■ **REQUIREMENT**:
Among these entries, count the lines containing the word "mini" and answer with only the number.

■ **RECORD SET**:
☆ ☆ ☆ ☆ ☆ ☆ ☆
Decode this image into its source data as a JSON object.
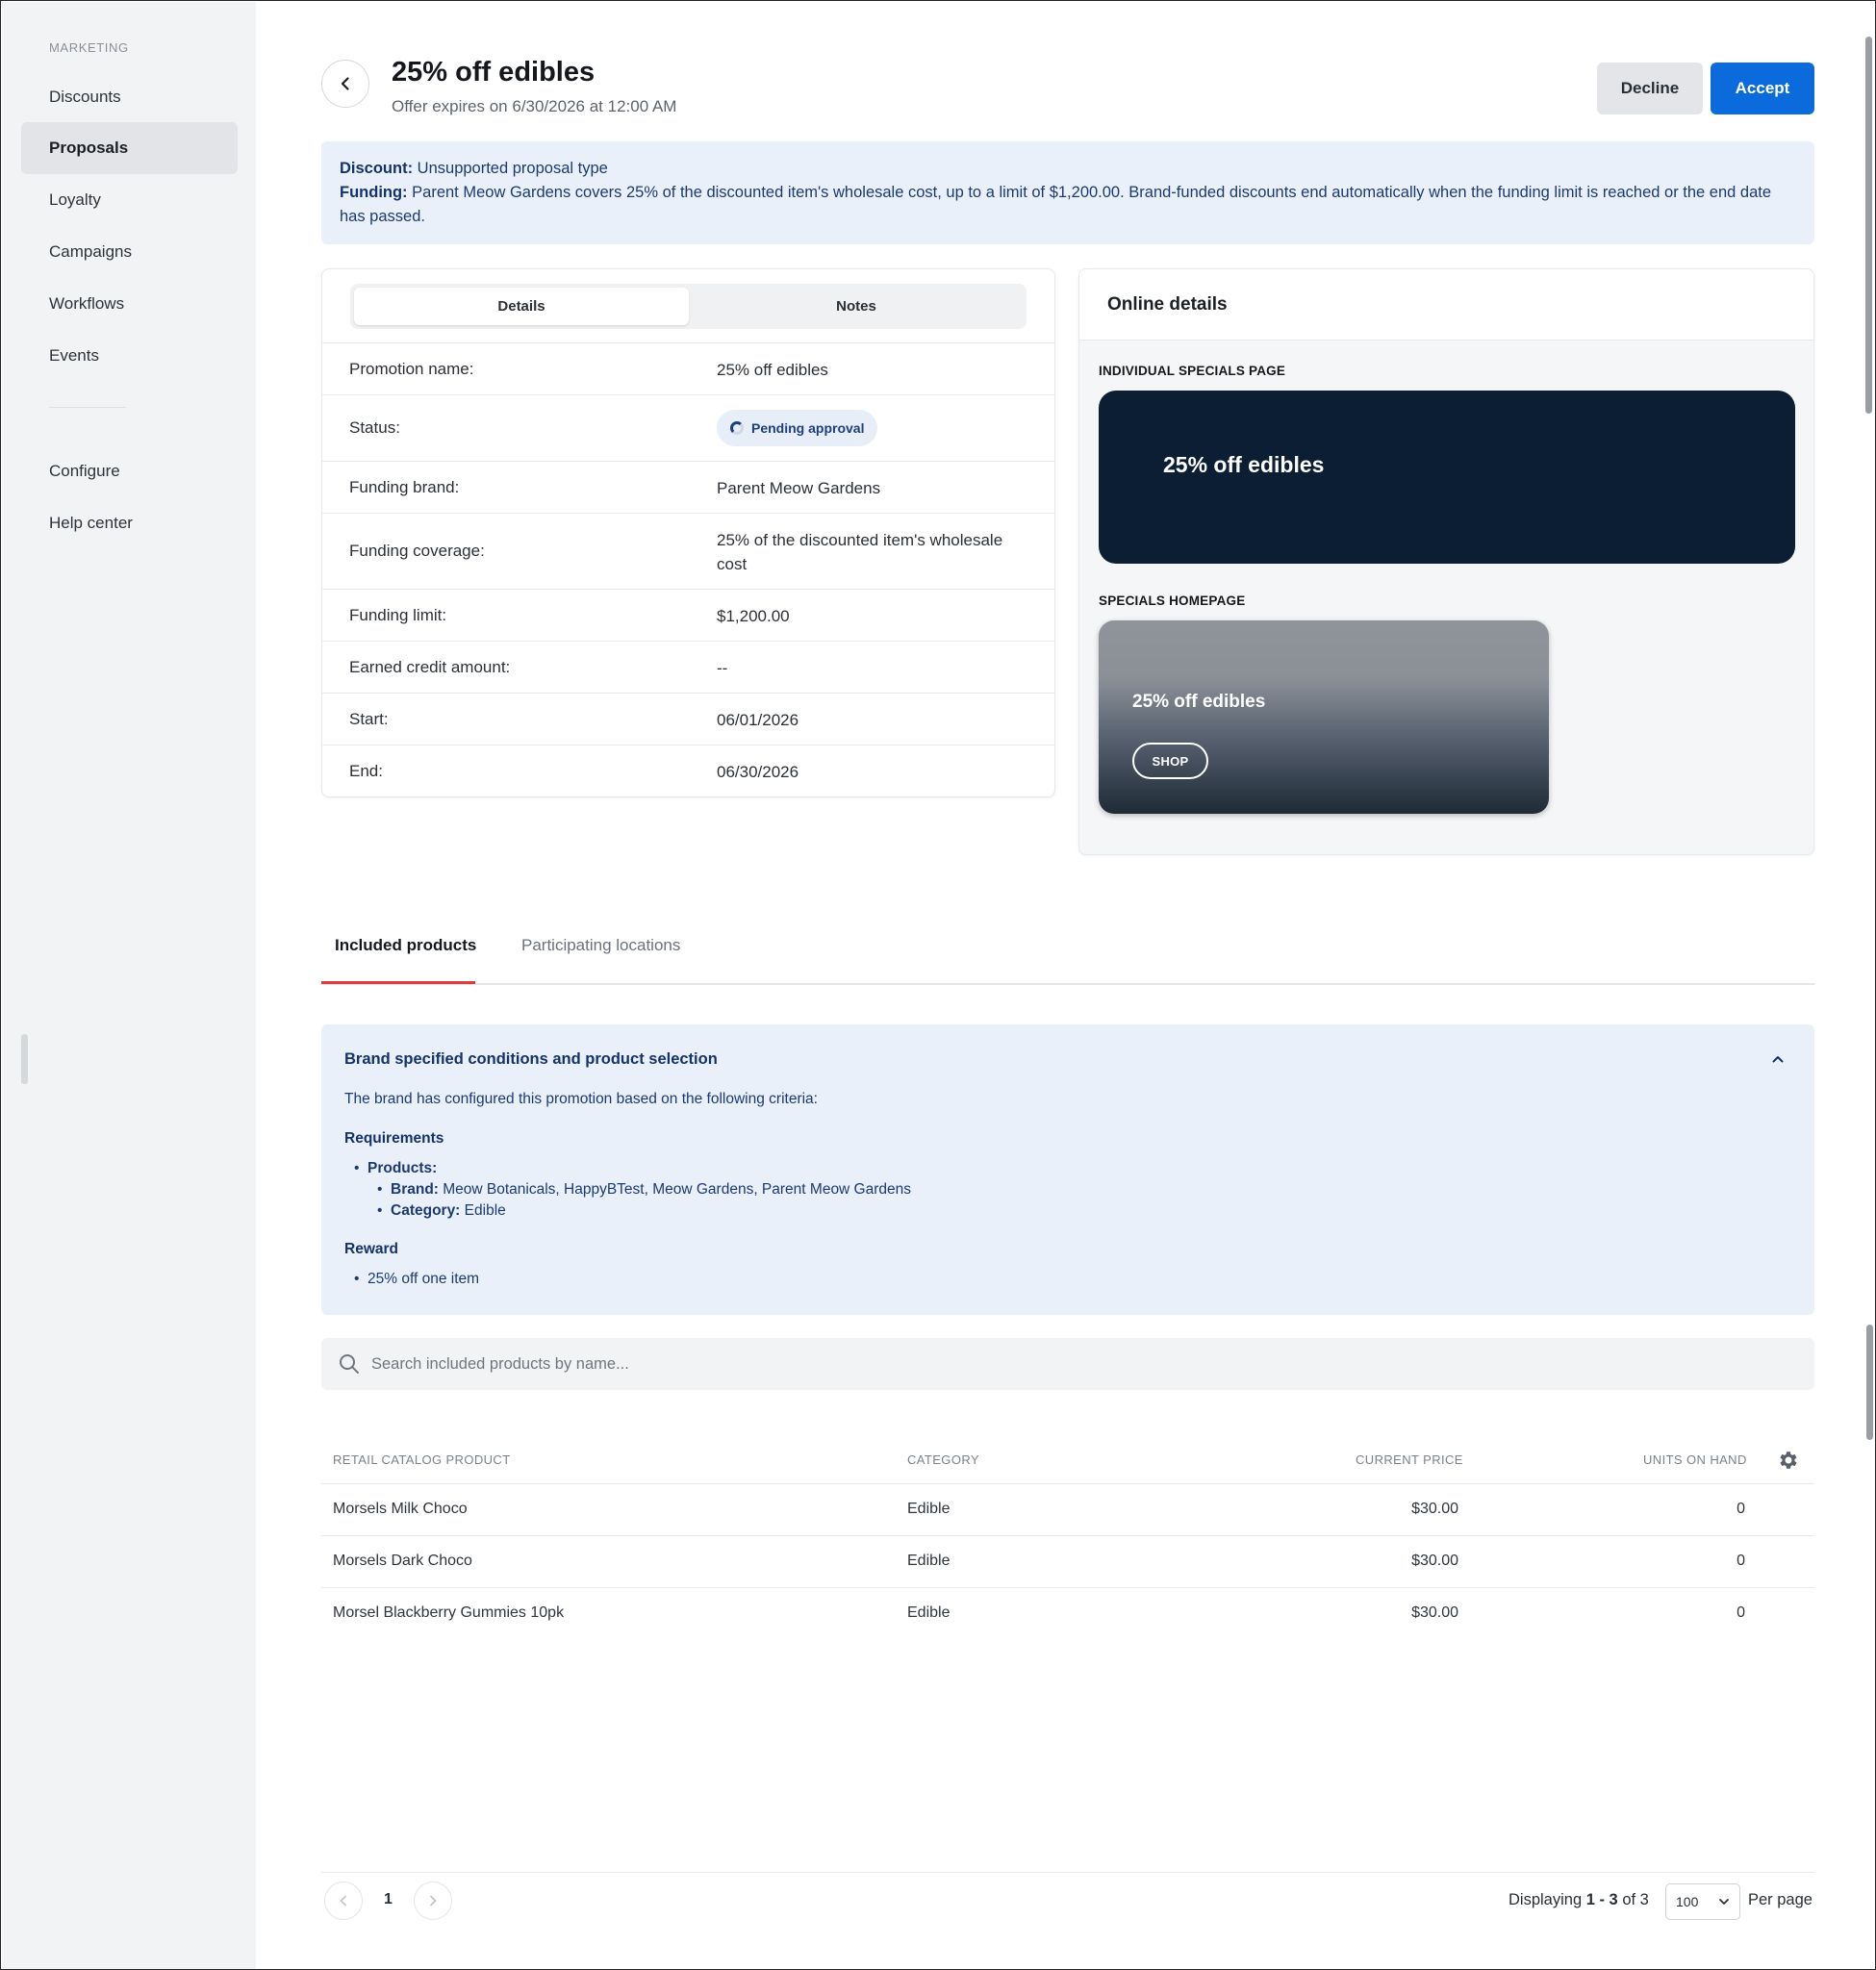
{
  "sidebar": {
    "section": "MARKETING",
    "items": [
      {
        "label": "Discounts"
      },
      {
        "label": "Proposals"
      },
      {
        "label": "Loyalty"
      },
      {
        "label": "Campaigns"
      },
      {
        "label": "Workflows"
      },
      {
        "label": "Events"
      }
    ],
    "bottom_items": [
      {
        "label": "Configure"
      },
      {
        "label": "Help center"
      }
    ]
  },
  "header": {
    "title": "25% off edibles",
    "subtitle": "Offer expires on 6/30/2026 at 12:00 AM",
    "decline_label": "Decline",
    "accept_label": "Accept"
  },
  "banner": {
    "discount_label": "Discount:",
    "discount_text": " Unsupported proposal type",
    "funding_label": "Funding:",
    "funding_text": " Parent Meow Gardens covers 25% of the discounted item's wholesale cost, up to a limit of $1,200.00. Brand-funded discounts end automatically when the funding limit is reached or the end date has passed."
  },
  "details": {
    "tabs": [
      "Details",
      "Notes"
    ],
    "rows": [
      {
        "label": "Promotion name:",
        "value": "25% off edibles"
      },
      {
        "label": "Status:",
        "value": "Pending approval"
      },
      {
        "label": "Funding brand:",
        "value": "Parent Meow Gardens"
      },
      {
        "label": "Funding coverage:",
        "value": "25% of the discounted item's wholesale cost"
      },
      {
        "label": "Funding limit:",
        "value": "$1,200.00"
      },
      {
        "label": "Earned credit amount:",
        "value": "--"
      },
      {
        "label": "Start:",
        "value": "06/01/2026"
      },
      {
        "label": "End:",
        "value": "06/30/2026"
      }
    ]
  },
  "online": {
    "title": "Online details",
    "individual_label": "INDIVIDUAL SPECIALS PAGE",
    "individual_text": "25% off edibles",
    "homepage_label": "SPECIALS HOMEPAGE",
    "homepage_text": "25% off edibles",
    "shop_label": "SHOP"
  },
  "tabs": {
    "included": "Included products",
    "locations": "Participating locations"
  },
  "conditions": {
    "title": "Brand specified conditions and product selection",
    "intro": "The brand has configured this promotion based on the following criteria:",
    "requirements_h": "Requirements",
    "products_label": "Products:",
    "brand_label": "Brand:",
    "brand_value": " Meow Botanicals, HappyBTest, Meow Gardens, Parent Meow Gardens",
    "category_label": "Category:",
    "category_value": " Edible",
    "reward_h": "Reward",
    "reward_item": "25% off one item"
  },
  "search": {
    "placeholder": "Search included products by name..."
  },
  "table": {
    "headers": [
      "RETAIL CATALOG PRODUCT",
      "CATEGORY",
      "CURRENT PRICE",
      "UNITS ON HAND"
    ],
    "rows": [
      {
        "product": "Morsels Milk Choco",
        "category": "Edible",
        "price": "$30.00",
        "units": "0"
      },
      {
        "product": "Morsels Dark Choco",
        "category": "Edible",
        "price": "$30.00",
        "units": "0"
      },
      {
        "product": "Morsel Blackberry Gummies 10pk",
        "category": "Edible",
        "price": "$30.00",
        "units": "0"
      }
    ]
  },
  "pagination": {
    "page": "1",
    "displaying_prefix": "Displaying ",
    "range": "1 - 3",
    "of_text": " of 3",
    "per_page_value": "100",
    "per_page_label": "Per page"
  },
  "colors": {
    "accent": "#0b6bdc",
    "tab_underline": "#e03a3e",
    "banner_bg": "#eaf0f9",
    "dark_banner": "#0c1e33"
  }
}
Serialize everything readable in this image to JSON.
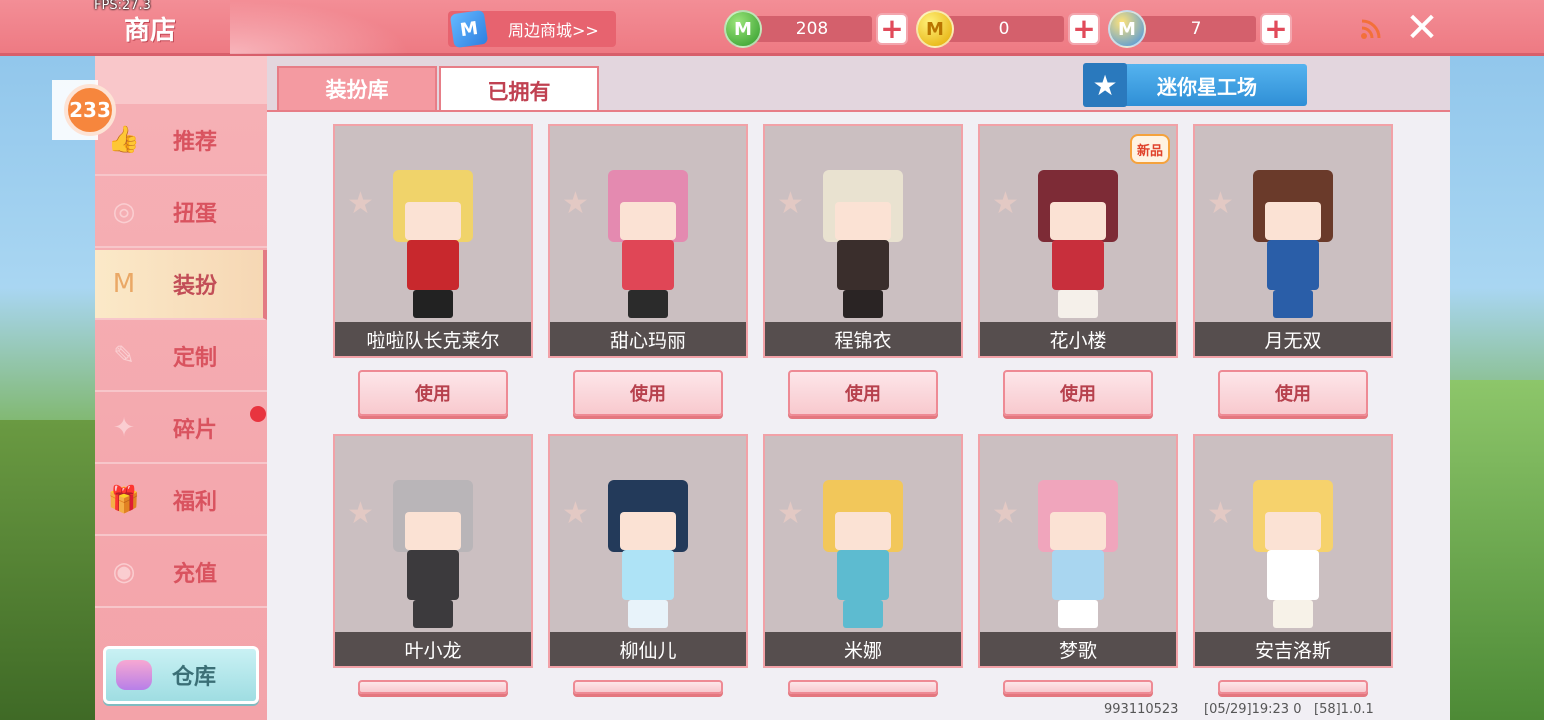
{
  "fps": "FPS:27.3",
  "header": {
    "title": "商店",
    "mall_link": "周边商城>>",
    "mall_icon": "M",
    "currencies": [
      {
        "name": "mini-bean",
        "icon": "M",
        "color": "#2f9a2a",
        "value": "208"
      },
      {
        "name": "mini-coin",
        "icon": "M",
        "color": "#e3a900",
        "value": "0"
      },
      {
        "name": "mini-point",
        "icon": "M",
        "color": "#3e8fe6",
        "value": "7"
      }
    ],
    "close_icon": "✕"
  },
  "sidebar": {
    "badge": "233",
    "items": [
      {
        "label": "推荐",
        "icon": "thumbs-up-icon",
        "glyph": "👍"
      },
      {
        "label": "扭蛋",
        "icon": "gacha-icon",
        "glyph": "◎"
      },
      {
        "label": "装扮",
        "icon": "outfit-icon",
        "glyph": "M"
      },
      {
        "label": "定制",
        "icon": "pencil-icon",
        "glyph": "✎"
      },
      {
        "label": "碎片",
        "icon": "fragment-icon",
        "glyph": "✦"
      },
      {
        "label": "福利",
        "icon": "gift-icon",
        "glyph": "🎁"
      },
      {
        "label": "充值",
        "icon": "coins-icon",
        "glyph": "◉"
      }
    ],
    "active_index": 2,
    "warehouse": "仓库"
  },
  "tabs": [
    {
      "label": "装扮库",
      "active": false
    },
    {
      "label": "已拥有",
      "active": true
    }
  ],
  "factory_button": "迷你星工场",
  "cards": [
    {
      "name": "啦啦队长克莱尔",
      "use": "使用",
      "hair": "#f0d36a",
      "body": "#c8282d",
      "legs": "#222"
    },
    {
      "name": "甜心玛丽",
      "use": "使用",
      "hair": "#e48ab0",
      "body": "#e04656",
      "legs": "#2b2b2b"
    },
    {
      "name": "程锦衣",
      "use": "使用",
      "hair": "#e9e2d0",
      "body": "#3a2e2c",
      "legs": "#2a2424"
    },
    {
      "name": "花小楼",
      "use": "使用",
      "hair": "#7d2b36",
      "body": "#c82f3c",
      "legs": "#f5f0ea",
      "tag": "新品"
    },
    {
      "name": "月无双",
      "use": "使用",
      "hair": "#6a3a2a",
      "body": "#2a5ea8",
      "legs": "#2a5ea8"
    },
    {
      "name": "叶小龙",
      "use": "",
      "hair": "#b9b5b8",
      "body": "#3c3a3d",
      "legs": "#3c3a3d"
    },
    {
      "name": "柳仙儿",
      "use": "",
      "hair": "#233a5a",
      "body": "#aee3f6",
      "legs": "#e8f3fa"
    },
    {
      "name": "米娜",
      "use": "",
      "hair": "#f2c75a",
      "body": "#5dbbd0",
      "legs": "#5dbbd0"
    },
    {
      "name": "梦歌",
      "use": "",
      "hair": "#f0a5bc",
      "body": "#a9d6f0",
      "legs": "#ffffff"
    },
    {
      "name": "安吉洛斯",
      "use": "",
      "hair": "#f6d26c",
      "body": "#ffffff",
      "legs": "#f7f2e8"
    }
  ],
  "status_bar": {
    "uid": "993110523",
    "datetime": "[05/29]19:23 0",
    "version": "[58]1.0.1"
  }
}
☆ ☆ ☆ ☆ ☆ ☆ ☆
■ **ANSWER SECTION**:
3